Return each record exactly as it appears, so that nothing is dropped or altered.

SOURCE MATERIAL>
---

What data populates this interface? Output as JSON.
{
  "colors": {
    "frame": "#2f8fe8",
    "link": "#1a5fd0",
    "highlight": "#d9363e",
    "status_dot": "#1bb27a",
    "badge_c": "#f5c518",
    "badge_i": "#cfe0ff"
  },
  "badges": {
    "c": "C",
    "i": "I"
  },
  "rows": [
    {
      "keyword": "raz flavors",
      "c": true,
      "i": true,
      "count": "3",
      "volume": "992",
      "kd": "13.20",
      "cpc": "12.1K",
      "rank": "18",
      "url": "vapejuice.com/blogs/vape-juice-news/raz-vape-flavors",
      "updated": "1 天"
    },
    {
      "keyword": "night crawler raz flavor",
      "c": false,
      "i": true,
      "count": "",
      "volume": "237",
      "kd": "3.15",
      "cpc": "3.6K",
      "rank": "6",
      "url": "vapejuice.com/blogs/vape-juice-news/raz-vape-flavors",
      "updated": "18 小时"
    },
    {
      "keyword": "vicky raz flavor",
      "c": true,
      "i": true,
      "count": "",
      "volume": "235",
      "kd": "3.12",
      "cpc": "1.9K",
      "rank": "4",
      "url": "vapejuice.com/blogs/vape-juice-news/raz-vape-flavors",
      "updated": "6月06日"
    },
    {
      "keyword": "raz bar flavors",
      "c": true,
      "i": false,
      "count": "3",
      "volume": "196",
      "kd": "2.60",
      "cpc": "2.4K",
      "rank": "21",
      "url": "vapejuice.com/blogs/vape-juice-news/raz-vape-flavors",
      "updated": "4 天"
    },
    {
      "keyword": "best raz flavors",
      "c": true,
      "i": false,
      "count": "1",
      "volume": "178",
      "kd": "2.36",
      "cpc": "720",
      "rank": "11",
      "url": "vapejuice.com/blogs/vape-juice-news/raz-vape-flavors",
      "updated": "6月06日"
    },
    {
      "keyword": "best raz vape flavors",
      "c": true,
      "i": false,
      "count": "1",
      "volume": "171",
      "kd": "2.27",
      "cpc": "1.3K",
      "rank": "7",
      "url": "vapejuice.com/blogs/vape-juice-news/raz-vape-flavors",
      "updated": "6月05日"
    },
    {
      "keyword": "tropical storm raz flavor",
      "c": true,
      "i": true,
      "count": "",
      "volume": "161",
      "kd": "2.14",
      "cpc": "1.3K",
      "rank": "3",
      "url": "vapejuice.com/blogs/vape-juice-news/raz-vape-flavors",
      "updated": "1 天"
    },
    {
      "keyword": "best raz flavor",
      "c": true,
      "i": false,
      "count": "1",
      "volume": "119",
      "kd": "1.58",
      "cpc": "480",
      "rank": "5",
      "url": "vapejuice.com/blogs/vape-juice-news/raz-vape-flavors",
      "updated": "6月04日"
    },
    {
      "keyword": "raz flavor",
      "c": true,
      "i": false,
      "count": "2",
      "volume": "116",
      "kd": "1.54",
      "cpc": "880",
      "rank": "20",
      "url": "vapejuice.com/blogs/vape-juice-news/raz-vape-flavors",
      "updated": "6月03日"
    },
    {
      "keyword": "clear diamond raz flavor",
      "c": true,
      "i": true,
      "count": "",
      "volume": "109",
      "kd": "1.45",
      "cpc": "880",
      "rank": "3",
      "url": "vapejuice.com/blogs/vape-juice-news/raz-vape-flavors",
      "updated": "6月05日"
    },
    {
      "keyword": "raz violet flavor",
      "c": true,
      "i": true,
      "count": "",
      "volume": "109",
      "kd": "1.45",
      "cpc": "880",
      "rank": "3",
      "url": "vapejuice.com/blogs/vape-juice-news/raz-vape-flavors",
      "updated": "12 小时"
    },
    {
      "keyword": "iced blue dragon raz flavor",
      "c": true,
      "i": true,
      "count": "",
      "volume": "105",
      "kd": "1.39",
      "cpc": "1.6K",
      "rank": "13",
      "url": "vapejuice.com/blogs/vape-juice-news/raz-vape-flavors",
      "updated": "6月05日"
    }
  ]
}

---

ANSWER BOX>
What data populates this interface? Output as JSON.
{
  "colors": {
    "frame": "#2f8fe8",
    "link": "#1a5fd0",
    "highlight": "#d9363e",
    "status_dot": "#1bb27a",
    "badge_c": "#f5c518",
    "badge_i": "#cfe0ff"
  },
  "badges": {
    "c": "C",
    "i": "I"
  },
  "rows": [
    {
      "keyword": "raz flavors",
      "c": true,
      "i": true,
      "count": "3",
      "volume": "992",
      "kd": "13.20",
      "cpc": "12.1K",
      "rank": "18",
      "url": "vapejuice.com/blogs/vape-juice-news/raz-vape-flavors",
      "updated": "1 天"
    },
    {
      "keyword": "night crawler raz flavor",
      "c": false,
      "i": true,
      "count": "",
      "volume": "237",
      "kd": "3.15",
      "cpc": "3.6K",
      "rank": "6",
      "url": "vapejuice.com/blogs/vape-juice-news/raz-vape-flavors",
      "updated": "18 小时"
    },
    {
      "keyword": "vicky raz flavor",
      "c": true,
      "i": true,
      "count": "",
      "volume": "235",
      "kd": "3.12",
      "cpc": "1.9K",
      "rank": "4",
      "url": "vapejuice.com/blogs/vape-juice-news/raz-vape-flavors",
      "updated": "6月06日"
    },
    {
      "keyword": "raz bar flavors",
      "c": true,
      "i": false,
      "count": "3",
      "volume": "196",
      "kd": "2.60",
      "cpc": "2.4K",
      "rank": "21",
      "url": "vapejuice.com/blogs/vape-juice-news/raz-vape-flavors",
      "updated": "4 天"
    },
    {
      "keyword": "best raz flavors",
      "c": true,
      "i": false,
      "count": "1",
      "volume": "178",
      "kd": "2.36",
      "cpc": "720",
      "rank": "11",
      "url": "vapejuice.com/blogs/vape-juice-news/raz-vape-flavors",
      "updated": "6月06日"
    },
    {
      "keyword": "best raz vape flavors",
      "c": true,
      "i": false,
      "count": "1",
      "volume": "171",
      "kd": "2.27",
      "cpc": "1.3K",
      "rank": "7",
      "url": "vapejuice.com/blogs/vape-juice-news/raz-vape-flavors",
      "updated": "6月05日"
    },
    {
      "keyword": "tropical storm raz flavor",
      "c": true,
      "i": true,
      "count": "",
      "volume": "161",
      "kd": "2.14",
      "cpc": "1.3K",
      "rank": "3",
      "url": "vapejuice.com/blogs/vape-juice-news/raz-vape-flavors",
      "updated": "1 天"
    },
    {
      "keyword": "best raz flavor",
      "c": true,
      "i": false,
      "count": "1",
      "volume": "119",
      "kd": "1.58",
      "cpc": "480",
      "rank": "5",
      "url": "vapejuice.com/blogs/vape-juice-news/raz-vape-flavors",
      "updated": "6月04日"
    },
    {
      "keyword": "raz flavor",
      "c": true,
      "i": false,
      "count": "2",
      "volume": "116",
      "kd": "1.54",
      "cpc": "880",
      "rank": "20",
      "url": "vapejuice.com/blogs/vape-juice-news/raz-vape-flavors",
      "updated": "6月03日"
    },
    {
      "keyword": "clear diamond raz flavor",
      "c": true,
      "i": true,
      "count": "",
      "volume": "109",
      "kd": "1.45",
      "cpc": "880",
      "rank": "3",
      "url": "vapejuice.com/blogs/vape-juice-news/raz-vape-flavors",
      "updated": "6月05日"
    },
    {
      "keyword": "raz violet flavor",
      "c": true,
      "i": true,
      "count": "",
      "volume": "109",
      "kd": "1.45",
      "cpc": "880",
      "rank": "3",
      "url": "vapejuice.com/blogs/vape-juice-news/raz-vape-flavors",
      "updated": "12 小时"
    },
    {
      "keyword": "iced blue dragon raz flavor",
      "c": true,
      "i": true,
      "count": "",
      "volume": "105",
      "kd": "1.39",
      "cpc": "1.6K",
      "rank": "13",
      "url": "vapejuice.com/blogs/vape-juice-news/raz-vape-flavors",
      "updated": "6月05日"
    }
  ]
}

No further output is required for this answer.